“If they wanted a big reaction in dollar-yen, they definitely succeeded,” said Niels Christensen, chief currency strategist at Nordea Bank AB in Copenhagen. “Very few were looking for new initiatives from the BOJ today, so that’s the reason we see a much a weaker yen, and also a strong increase in Japanese equities.”
Nordea Bank downgraded its yen forecast after the BOJ announcement, predicting that the currency will slip to 115 in the next three months, after previously saying it would trade at 108, Christensen said. The currency will end 2015 at 125, compared with a previous prediction of 120, he said.
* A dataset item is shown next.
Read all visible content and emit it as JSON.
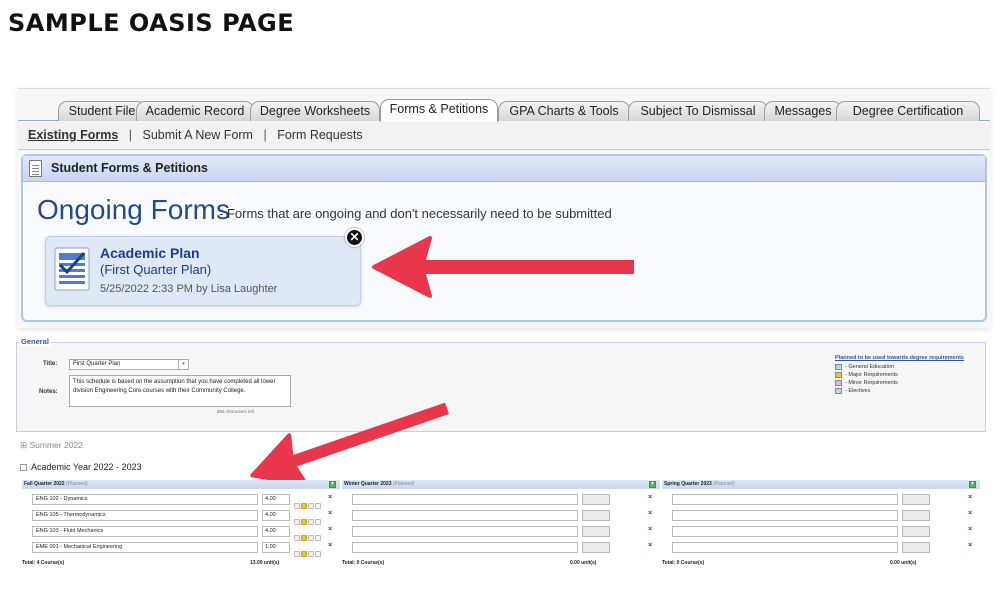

The yen had already weakened before the BOJ decision as the Nikkei newspaper reported that Japan’s $1.2 trillion Government Pension Investment Fund would announce a boost in its holdings of foreign assets.
In a press conference held later, the GPIF said it would increase its target holdings for both local and overseas shares to 25 percent each from 12 percent, confirming the Nikkei report. The world’s biggest pool of retirement savings will seek to hold 15 percent of its portfolio in foreign bonds, up from 11 percent, and reduce domestic debt to 35 percent from 60 percent.
The dollar has gained since Fed officials, led by Chair Janet Yellen, on Oct. 29 confirmed that they will end an asset-purchase program that has added $1.66 trillion to its balance sheet, citing “solid job gains and a lower unemployment rate” even as they maintained a pledge to keep interest rates low for a “considerable time.”
U.S. consumer expenditures decreased 0.2 percent last month, weaker than any economist projected in a ForexSQ survey, after rising 0.5 percent in August, Commerce Department figures showed today in Washington. Incomes increased 0.2 percent, the smallest gain since December.
The yen has slumped 2.8 percent this week, the worst performer among 10 developed-nation currencies tracked by ForexSQ Correlation-Weighted Indexes. The euro was little changed, while the dollar gained 1.5 percent.